And don’t get me on duvets and duvet covers. I had an eiderdown as a child. It needed no constant wrestling with a cover, just pulled up over me at night. No-one admits to inventing the duvet but its popularity in the UK seems to have arisen as some sort of fashion statement when we were in the thrall of Habitat and Laura Ashley on every High Street. And where are they now, though we persist with the duvet?
And then there are cushions. What are they for? Show me a house with cushions and I’ll show you the influence of a woman. No male that I know would even consider buying a cushion, let alone festoon sofas and – worse still – beds with them.

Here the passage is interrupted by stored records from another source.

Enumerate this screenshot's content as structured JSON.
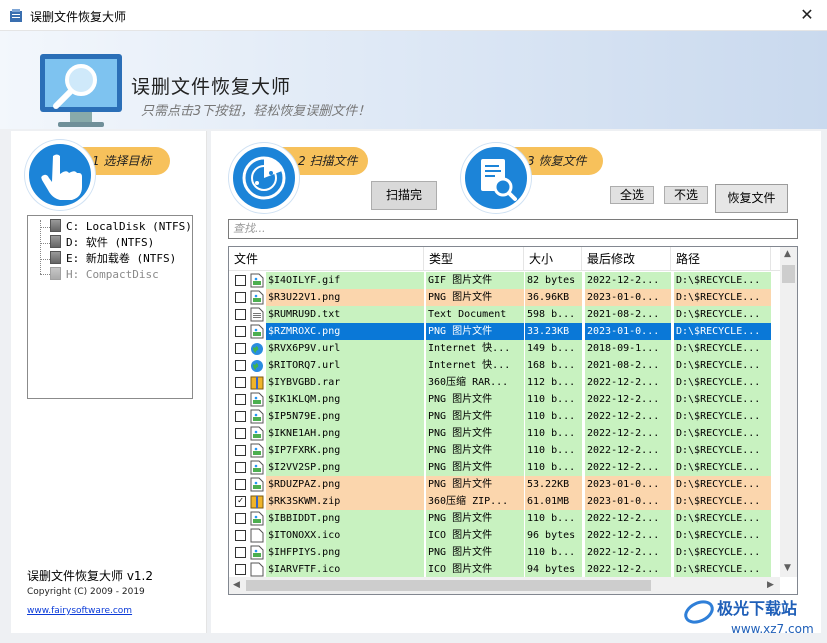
{
  "window": {
    "title": "误删文件恢复大师",
    "close": "✕"
  },
  "header": {
    "title": "误删文件恢复大师",
    "slogan": "只需点击3下按钮，轻松恢复误删文件！"
  },
  "steps": [
    {
      "label": "1 选择目标"
    },
    {
      "label": "2 扫描文件"
    },
    {
      "label": "3 恢复文件"
    }
  ],
  "drives": [
    {
      "label": "C: LocalDisk (NTFS)",
      "enabled": true
    },
    {
      "label": "D: 软件 (NTFS)",
      "enabled": true
    },
    {
      "label": "E: 新加载卷 (NTFS)",
      "enabled": true
    },
    {
      "label": "H: CompactDisc",
      "enabled": false
    }
  ],
  "buttons": {
    "scan": "扫描完",
    "select_all": "全选",
    "select_none": "不选",
    "recover": "恢复文件"
  },
  "search": {
    "placeholder": "查找..."
  },
  "columns": [
    "文件",
    "类型",
    "大小",
    "最后修改",
    "路径"
  ],
  "rows": [
    {
      "name": "$I4OILYF.gif",
      "type": "GIF 图片文件",
      "size": "82 bytes",
      "modified": "2022-12-2...",
      "path": "D:\\$RECYCLE...",
      "checked": false,
      "color": "#c8f2c0",
      "icon": "image"
    },
    {
      "name": "$R3U22V1.png",
      "type": "PNG 图片文件",
      "size": "36.96KB",
      "modified": "2023-01-0...",
      "path": "D:\\$RECYCLE...",
      "checked": false,
      "color": "#fbd6ad",
      "icon": "image"
    },
    {
      "name": "$RUMRU9D.txt",
      "type": "Text Document",
      "size": "598 b...",
      "modified": "2021-08-2...",
      "path": "D:\\$RECYCLE...",
      "checked": false,
      "color": "#c8f2c0",
      "icon": "text"
    },
    {
      "name": "$RZMROXC.png",
      "type": "PNG 图片文件",
      "size": "33.23KB",
      "modified": "2023-01-0...",
      "path": "D:\\$RECYCLE...",
      "checked": false,
      "color": "#0a78d7",
      "icon": "image",
      "selected": true
    },
    {
      "name": "$RVX6P9V.url",
      "type": "Internet 快...",
      "size": "149 b...",
      "modified": "2018-09-1...",
      "path": "D:\\$RECYCLE...",
      "checked": false,
      "color": "#c8f2c0",
      "icon": "globe"
    },
    {
      "name": "$RITORQ7.url",
      "type": "Internet 快...",
      "size": "168 b...",
      "modified": "2021-08-2...",
      "path": "D:\\$RECYCLE...",
      "checked": false,
      "color": "#c8f2c0",
      "icon": "globe"
    },
    {
      "name": "$IYBVGBD.rar",
      "type": "360压缩 RAR...",
      "size": "112 b...",
      "modified": "2022-12-2...",
      "path": "D:\\$RECYCLE...",
      "checked": false,
      "color": "#c8f2c0",
      "icon": "archive"
    },
    {
      "name": "$IK1KLQM.png",
      "type": "PNG 图片文件",
      "size": "110 b...",
      "modified": "2022-12-2...",
      "path": "D:\\$RECYCLE...",
      "checked": false,
      "color": "#c8f2c0",
      "icon": "image"
    },
    {
      "name": "$IP5N79E.png",
      "type": "PNG 图片文件",
      "size": "110 b...",
      "modified": "2022-12-2...",
      "path": "D:\\$RECYCLE...",
      "checked": false,
      "color": "#c8f2c0",
      "icon": "image"
    },
    {
      "name": "$IKNE1AH.png",
      "type": "PNG 图片文件",
      "size": "110 b...",
      "modified": "2022-12-2...",
      "path": "D:\\$RECYCLE...",
      "checked": false,
      "color": "#c8f2c0",
      "icon": "image"
    },
    {
      "name": "$IP7FXRK.png",
      "type": "PNG 图片文件",
      "size": "110 b...",
      "modified": "2022-12-2...",
      "path": "D:\\$RECYCLE...",
      "checked": false,
      "color": "#c8f2c0",
      "icon": "image"
    },
    {
      "name": "$I2VV2SP.png",
      "type": "PNG 图片文件",
      "size": "110 b...",
      "modified": "2022-12-2...",
      "path": "D:\\$RECYCLE...",
      "checked": false,
      "color": "#c8f2c0",
      "icon": "image"
    },
    {
      "name": "$RDUZPAZ.png",
      "type": "PNG 图片文件",
      "size": "53.22KB",
      "modified": "2023-01-0...",
      "path": "D:\\$RECYCLE...",
      "checked": false,
      "color": "#fbd6ad",
      "icon": "image"
    },
    {
      "name": "$RK3SKWM.zip",
      "type": "360压缩 ZIP...",
      "size": "61.01MB",
      "modified": "2023-01-0...",
      "path": "D:\\$RECYCLE...",
      "checked": true,
      "color": "#fbd6ad",
      "icon": "archive"
    },
    {
      "name": "$IBBIDDT.png",
      "type": "PNG 图片文件",
      "size": "110 b...",
      "modified": "2022-12-2...",
      "path": "D:\\$RECYCLE...",
      "checked": false,
      "color": "#c8f2c0",
      "icon": "image"
    },
    {
      "name": "$ITONOXX.ico",
      "type": "ICO 图片文件",
      "size": "96 bytes",
      "modified": "2022-12-2...",
      "path": "D:\\$RECYCLE...",
      "checked": false,
      "color": "#c8f2c0",
      "icon": "blank"
    },
    {
      "name": "$IHFPIYS.png",
      "type": "PNG 图片文件",
      "size": "110 b...",
      "modified": "2022-12-2...",
      "path": "D:\\$RECYCLE...",
      "checked": false,
      "color": "#c8f2c0",
      "icon": "image"
    },
    {
      "name": "$IARVFTF.ico",
      "type": "ICO 图片文件",
      "size": "94 bytes",
      "modified": "2022-12-2...",
      "path": "D:\\$RECYCLE...",
      "checked": false,
      "color": "#c8f2c0",
      "icon": "blank"
    }
  ],
  "footer": {
    "name": "误删文件恢复大师 v1.2",
    "copyright": "Copyright (C) 2009 - 2019",
    "link": "www.fairysoftware.com"
  },
  "watermark": {
    "brand": "极光下载站",
    "url": "www.xz7.com"
  }
}
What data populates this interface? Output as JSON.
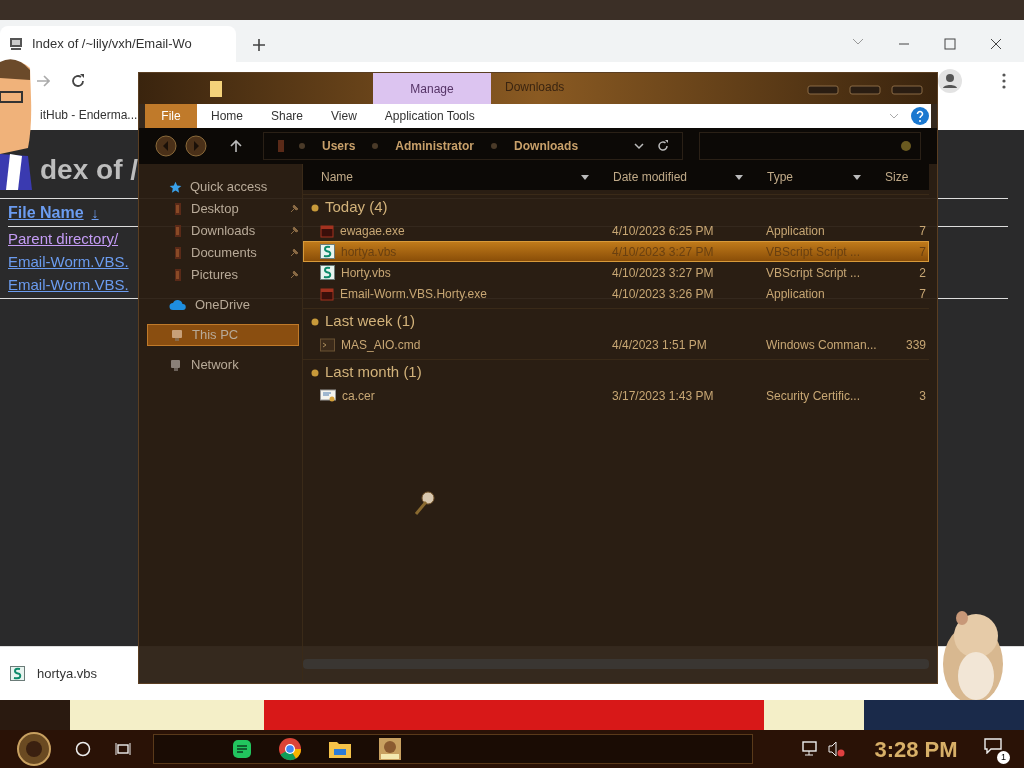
{
  "browser": {
    "tab_title": "Index of /~lily/vxh/Email-Wo",
    "bookmark": "itHub - Enderma...",
    "page": {
      "heading": "dex of /",
      "table": {
        "column": "File Name",
        "sort_mark": "↓",
        "rows": [
          "Parent directory/",
          "Email-Worm.VBS.",
          "Email-Worm.VBS."
        ]
      }
    },
    "download_shelf": {
      "file": "hortya.vbs"
    }
  },
  "explorer": {
    "contextual_tab": "Manage",
    "title": "Downloads",
    "file_button": "File",
    "ribbon_tabs": [
      "Home",
      "Share",
      "View",
      "Application Tools"
    ],
    "breadcrumb": [
      "Users",
      "Administrator",
      "Downloads"
    ],
    "nav": [
      {
        "label": "Quick access",
        "kind": "star",
        "selected": false,
        "pinned": false
      },
      {
        "label": "Desktop",
        "kind": "folder",
        "selected": false,
        "pinned": true
      },
      {
        "label": "Downloads",
        "kind": "folder",
        "selected": false,
        "pinned": true
      },
      {
        "label": "Documents",
        "kind": "folder",
        "selected": false,
        "pinned": true
      },
      {
        "label": "Pictures",
        "kind": "folder",
        "selected": false,
        "pinned": true
      },
      {
        "label": "OneDrive",
        "kind": "cloud",
        "selected": false,
        "pinned": false
      },
      {
        "label": "This PC",
        "kind": "pc",
        "selected": true,
        "pinned": false
      },
      {
        "label": "Network",
        "kind": "network",
        "selected": false,
        "pinned": false
      }
    ],
    "columns": [
      "Name",
      "Date modified",
      "Type",
      "Size"
    ],
    "groups": [
      {
        "label": "Today (4)",
        "files": [
          {
            "name": "ewagae.exe",
            "date": "4/10/2023 6:25 PM",
            "type": "Application",
            "size": "7",
            "kind": "exe",
            "selected": false
          },
          {
            "name": "hortya.vbs",
            "date": "4/10/2023 3:27 PM",
            "type": "VBScript Script ...",
            "size": "7",
            "kind": "vbs",
            "selected": true
          },
          {
            "name": "Horty.vbs",
            "date": "4/10/2023 3:27 PM",
            "type": "VBScript Script ...",
            "size": "2",
            "kind": "vbs",
            "selected": false
          },
          {
            "name": "Email-Worm.VBS.Horty.exe",
            "date": "4/10/2023 3:26 PM",
            "type": "Application",
            "size": "7",
            "kind": "exe",
            "selected": false
          }
        ]
      },
      {
        "label": "Last week (1)",
        "files": [
          {
            "name": "MAS_AIO.cmd",
            "date": "4/4/2023 1:51 PM",
            "type": "Windows Comman...",
            "size": "339",
            "kind": "cmd",
            "selected": false
          }
        ]
      },
      {
        "label": "Last month (1)",
        "files": [
          {
            "name": "ca.cer",
            "date": "3/17/2023 1:43 PM",
            "type": "Security Certific...",
            "size": "3",
            "kind": "cer",
            "selected": false
          }
        ]
      }
    ]
  },
  "taskbar": {
    "clock": "3:28 PM",
    "notification_count": "1"
  }
}
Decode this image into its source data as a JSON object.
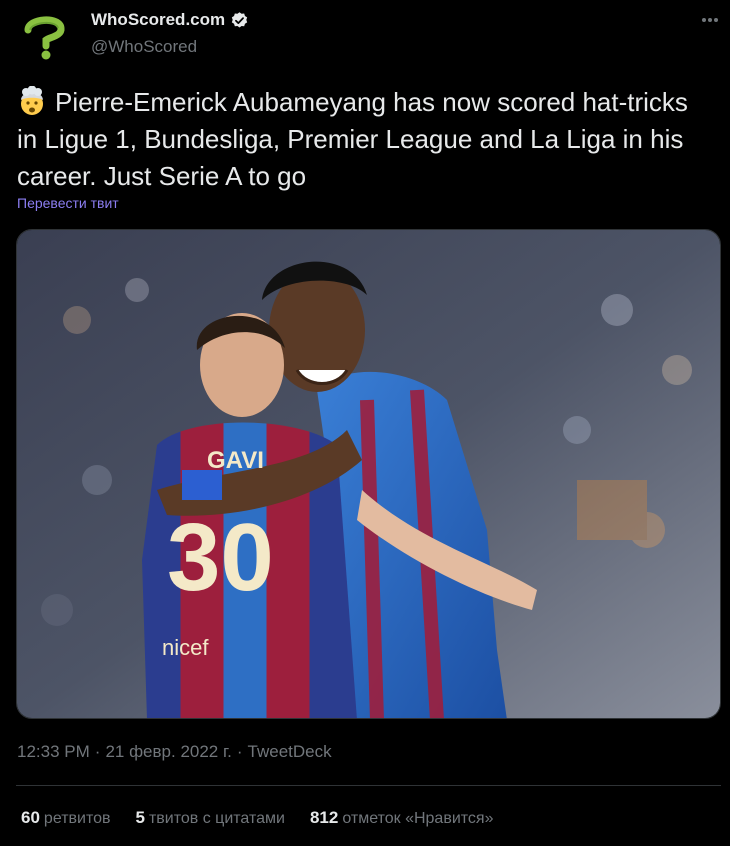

But back to my genius dishwasher idea. I’d put it out of my mind to concentrate on writing Homeward Bound, though I did get the occasional twinge about whether it would work and was I being a mite extravagant, decadent even.
I needn’t have worried. There was a late change. I was informed that there was insufficient space for two dishwashers. And the plumbing couldn’t be adjusted to accommodate them both. I might have protested, but my wife and the designer presented the news as a fait accompli. So we have a new kitchen but just one dishwasher, and I spend probably twice as long a week in the cycle of dishwasher-storage-dishwasher-storage as I do making the bed and plumping up cushions (though luckily I’ve never mastered the duvet, so that’s a task avoided).
But if you like the dual dishwasher idea, feel free to use it.
As for me, my disappointment was mitigated somewhat by an unexpected addition to the kitchen, one that required minimal space and no extra pipework; a wine chiller. And I couldn’t argue against that.
Richard, thank you – if that’s a taste of your writing, I’m looking forward even more to reading the book! Wishing you every success with it…
About the author
Richard Smith is a writer and storyteller for sponsored films and commercials, with subjects as varied as caring for the elderly, teenage pregnancies, communities in the Niger delta, anti- drug campaigns and fighting organised crime. Their aim has been to make a positive difference, but, worryingly, two commercials he worked on featured in a British Library exhibition, ‘Propaganda’.